*** Begin section ***

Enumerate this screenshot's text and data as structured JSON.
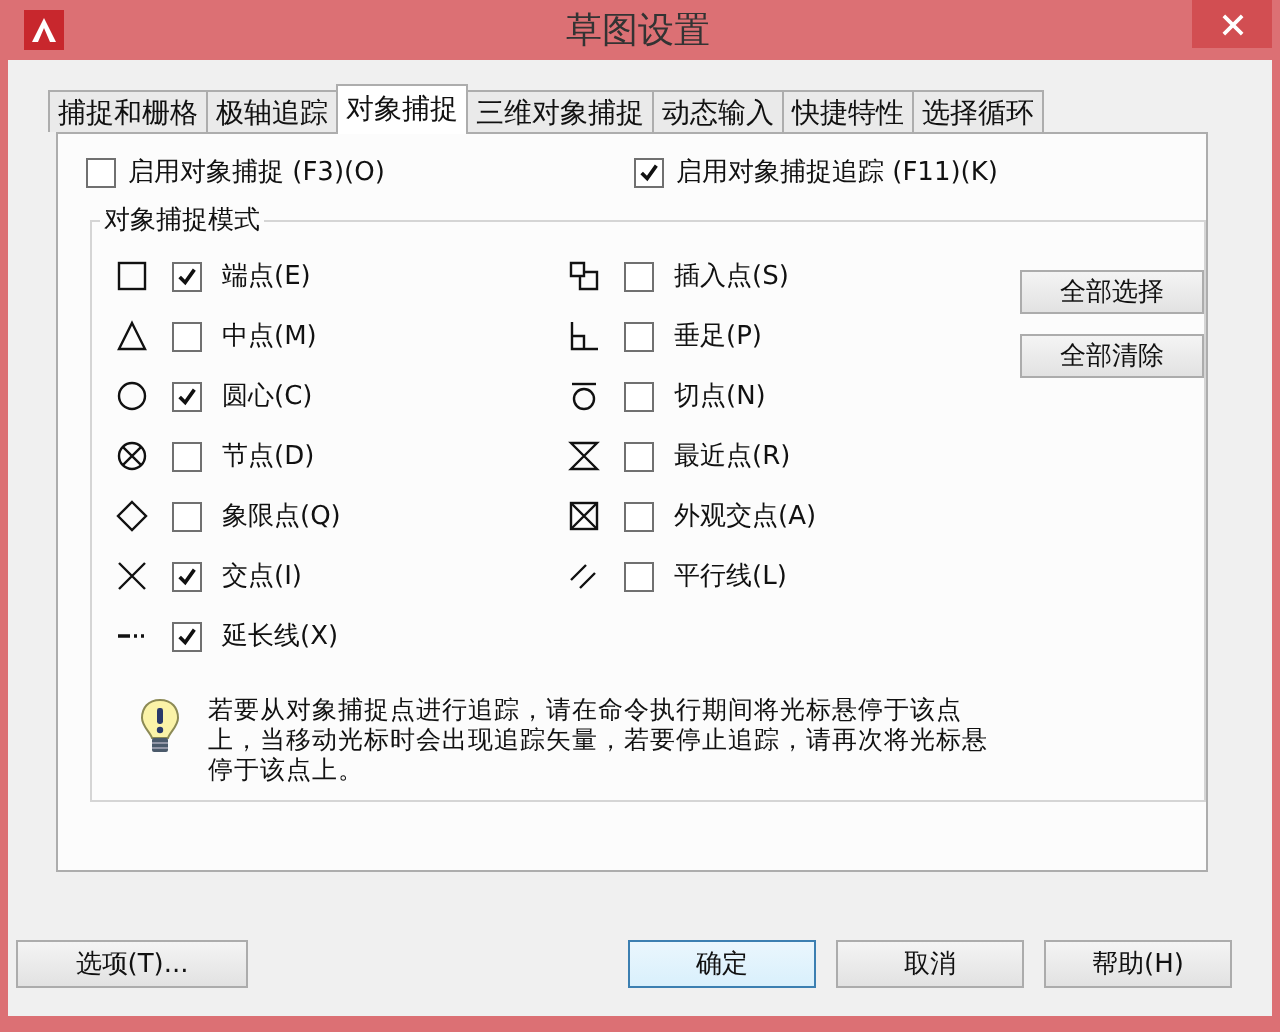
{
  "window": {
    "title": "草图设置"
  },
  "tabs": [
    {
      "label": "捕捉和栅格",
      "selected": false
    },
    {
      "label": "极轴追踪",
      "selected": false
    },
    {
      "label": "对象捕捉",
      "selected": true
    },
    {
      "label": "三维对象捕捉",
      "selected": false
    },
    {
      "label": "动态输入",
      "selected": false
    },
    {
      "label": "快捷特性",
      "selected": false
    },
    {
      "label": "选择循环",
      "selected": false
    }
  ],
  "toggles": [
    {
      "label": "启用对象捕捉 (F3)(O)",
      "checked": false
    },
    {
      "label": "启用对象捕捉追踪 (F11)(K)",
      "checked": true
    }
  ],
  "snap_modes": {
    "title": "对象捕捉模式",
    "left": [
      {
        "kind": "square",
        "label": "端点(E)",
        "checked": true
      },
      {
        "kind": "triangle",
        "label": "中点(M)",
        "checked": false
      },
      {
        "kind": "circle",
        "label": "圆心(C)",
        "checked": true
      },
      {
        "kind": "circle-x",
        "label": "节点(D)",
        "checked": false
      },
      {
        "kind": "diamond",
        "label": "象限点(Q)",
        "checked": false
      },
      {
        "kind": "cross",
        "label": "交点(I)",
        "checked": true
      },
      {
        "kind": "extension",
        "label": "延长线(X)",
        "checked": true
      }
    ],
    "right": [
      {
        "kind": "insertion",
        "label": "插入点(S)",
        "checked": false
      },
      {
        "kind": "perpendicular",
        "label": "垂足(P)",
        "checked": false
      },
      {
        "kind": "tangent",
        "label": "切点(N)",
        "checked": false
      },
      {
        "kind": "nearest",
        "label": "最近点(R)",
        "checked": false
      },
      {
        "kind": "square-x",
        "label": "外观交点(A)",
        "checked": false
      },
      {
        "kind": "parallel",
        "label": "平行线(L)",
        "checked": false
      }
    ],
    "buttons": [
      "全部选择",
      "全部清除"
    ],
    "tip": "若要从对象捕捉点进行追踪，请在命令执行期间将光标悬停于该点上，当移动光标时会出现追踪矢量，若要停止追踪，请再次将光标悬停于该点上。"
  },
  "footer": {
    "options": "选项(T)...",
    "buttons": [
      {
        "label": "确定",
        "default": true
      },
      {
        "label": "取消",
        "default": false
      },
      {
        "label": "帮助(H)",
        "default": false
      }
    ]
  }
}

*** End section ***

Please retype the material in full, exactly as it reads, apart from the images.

Enumerate this screenshot's text and data as structured JSON.
{
  "window": {
    "title": "草图设置"
  },
  "tabs": [
    {
      "label": "捕捉和栅格",
      "selected": false
    },
    {
      "label": "极轴追踪",
      "selected": false
    },
    {
      "label": "对象捕捉",
      "selected": true
    },
    {
      "label": "三维对象捕捉",
      "selected": false
    },
    {
      "label": "动态输入",
      "selected": false
    },
    {
      "label": "快捷特性",
      "selected": false
    },
    {
      "label": "选择循环",
      "selected": false
    }
  ],
  "toggles": [
    {
      "label": "启用对象捕捉 (F3)(O)",
      "checked": false
    },
    {
      "label": "启用对象捕捉追踪 (F11)(K)",
      "checked": true
    }
  ],
  "snap_modes": {
    "title": "对象捕捉模式",
    "left": [
      {
        "kind": "square",
        "label": "端点(E)",
        "checked": true
      },
      {
        "kind": "triangle",
        "label": "中点(M)",
        "checked": false
      },
      {
        "kind": "circle",
        "label": "圆心(C)",
        "checked": true
      },
      {
        "kind": "circle-x",
        "label": "节点(D)",
        "checked": false
      },
      {
        "kind": "diamond",
        "label": "象限点(Q)",
        "checked": false
      },
      {
        "kind": "cross",
        "label": "交点(I)",
        "checked": true
      },
      {
        "kind": "extension",
        "label": "延长线(X)",
        "checked": true
      }
    ],
    "right": [
      {
        "kind": "insertion",
        "label": "插入点(S)",
        "checked": false
      },
      {
        "kind": "perpendicular",
        "label": "垂足(P)",
        "checked": false
      },
      {
        "kind": "tangent",
        "label": "切点(N)",
        "checked": false
      },
      {
        "kind": "nearest",
        "label": "最近点(R)",
        "checked": false
      },
      {
        "kind": "square-x",
        "label": "外观交点(A)",
        "checked": false
      },
      {
        "kind": "parallel",
        "label": "平行线(L)",
        "checked": false
      }
    ],
    "buttons": [
      "全部选择",
      "全部清除"
    ],
    "tip": "若要从对象捕捉点进行追踪，请在命令执行期间将光标悬停于该点上，当移动光标时会出现追踪矢量，若要停止追踪，请再次将光标悬停于该点上。"
  },
  "footer": {
    "options": "选项(T)...",
    "buttons": [
      {
        "label": "确定",
        "default": true
      },
      {
        "label": "取消",
        "default": false
      },
      {
        "label": "帮助(H)",
        "default": false
      }
    ]
  }
}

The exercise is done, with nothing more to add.